  • Sixty-seven percent of US ports said funding and financing are the biggest obstacles in getting rail projects started.
  • Problematic rail crossings, overpasses, and tunnels near ports are constraining cargo-handling capacity.

In a recently-released report, US port authorities identified more than $20 billion in projected multimodal port and rail access needs over the next decade, while one-third cited pressing rail project needs costing at least $50 million for each of their ports. Sixty-seven percent said that funding and financing options are the biggest obstacles in getting essential rail projects started to access their facilities.  Furthermore, 37 percent said that problematic at-grade rail crossings or height-restricted overpasses and tunnels near their ports are constraining cargo-handling capacity while 36 percent reported that land acquisition is a big problem in developing and planning port rail access projects.

These are the top-line results from an American Association of Port Authorities (AAPA) survey, titled The State of Freight III.  This is the third report in as many years conducted by AAPA that focuses on the needs of ports to effectively move goods into and out of their facilities by land and water.

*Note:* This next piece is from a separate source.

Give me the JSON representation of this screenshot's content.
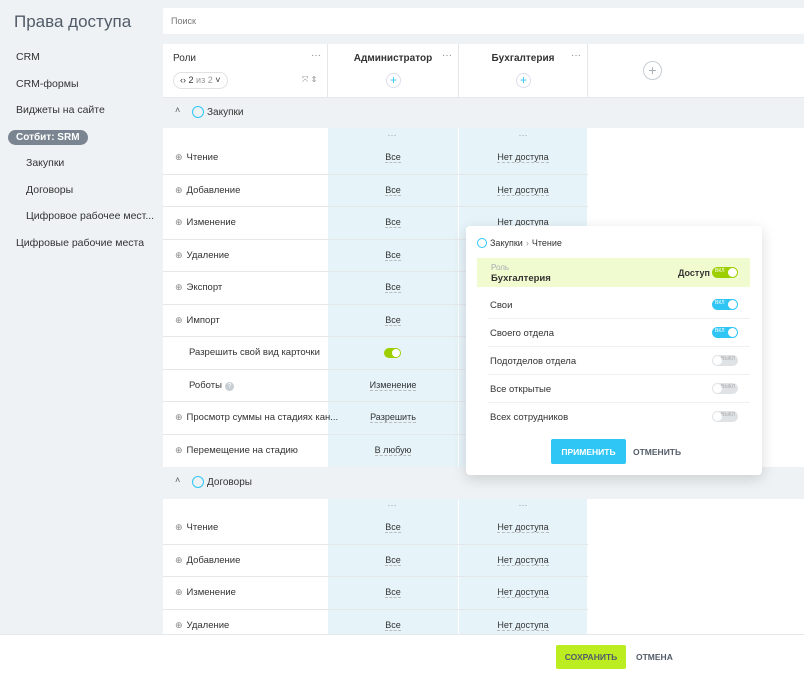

“In State of Freight III, we take a deep-dive into the freight transportation needs of our US member port authorities, with an emphasis on rail access,” said AAPA President and CEO Kurt Nagle. “The findings show that while the FAST (Fixing America’s Surface Transportation) Act has been essential in providing the building blocks for a national freight program, more must be done to ensure that multimodal goods movement projects have adequate resources to produce efficient and timely results. These transportation projects are crucial to address our nation’s increasing freight volumes and enhance America’s international competitiveness.”

Seaports, the report noted, “rely on a host of transportation modes and nodes, including roads, rails, waterways, tunnels and overpasses, to move large volumes of cargo, which may be headed to, or originating from, manufacturing, distribution, assembly and processing centers that support economic growth and millions of US jobs.

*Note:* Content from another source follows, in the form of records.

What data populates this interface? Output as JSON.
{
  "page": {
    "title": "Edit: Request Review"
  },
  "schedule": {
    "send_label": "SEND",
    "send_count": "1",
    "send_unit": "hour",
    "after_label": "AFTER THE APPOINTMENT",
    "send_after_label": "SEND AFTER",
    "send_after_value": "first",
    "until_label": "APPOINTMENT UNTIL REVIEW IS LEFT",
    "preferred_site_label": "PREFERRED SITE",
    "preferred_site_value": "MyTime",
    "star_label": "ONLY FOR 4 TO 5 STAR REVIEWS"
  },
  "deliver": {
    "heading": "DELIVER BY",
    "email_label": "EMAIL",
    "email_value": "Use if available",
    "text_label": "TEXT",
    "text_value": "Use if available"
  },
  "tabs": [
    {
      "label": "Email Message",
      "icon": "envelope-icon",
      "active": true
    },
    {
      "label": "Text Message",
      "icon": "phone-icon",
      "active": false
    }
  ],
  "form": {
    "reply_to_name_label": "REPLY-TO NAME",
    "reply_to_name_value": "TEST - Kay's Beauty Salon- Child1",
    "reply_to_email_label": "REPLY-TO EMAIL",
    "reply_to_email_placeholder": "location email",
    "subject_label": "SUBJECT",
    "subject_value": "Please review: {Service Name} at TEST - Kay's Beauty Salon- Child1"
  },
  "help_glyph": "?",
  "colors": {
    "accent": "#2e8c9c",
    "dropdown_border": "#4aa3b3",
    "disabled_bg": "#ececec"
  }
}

“Our nation’s ports have identified a vast array of projects which are ready for investment and could move forward if the issues in this report could be addressed,” said Nagle. “It’s important that steps be taken to resolve the barriers identified in this report that are preventing these projects from progressing.”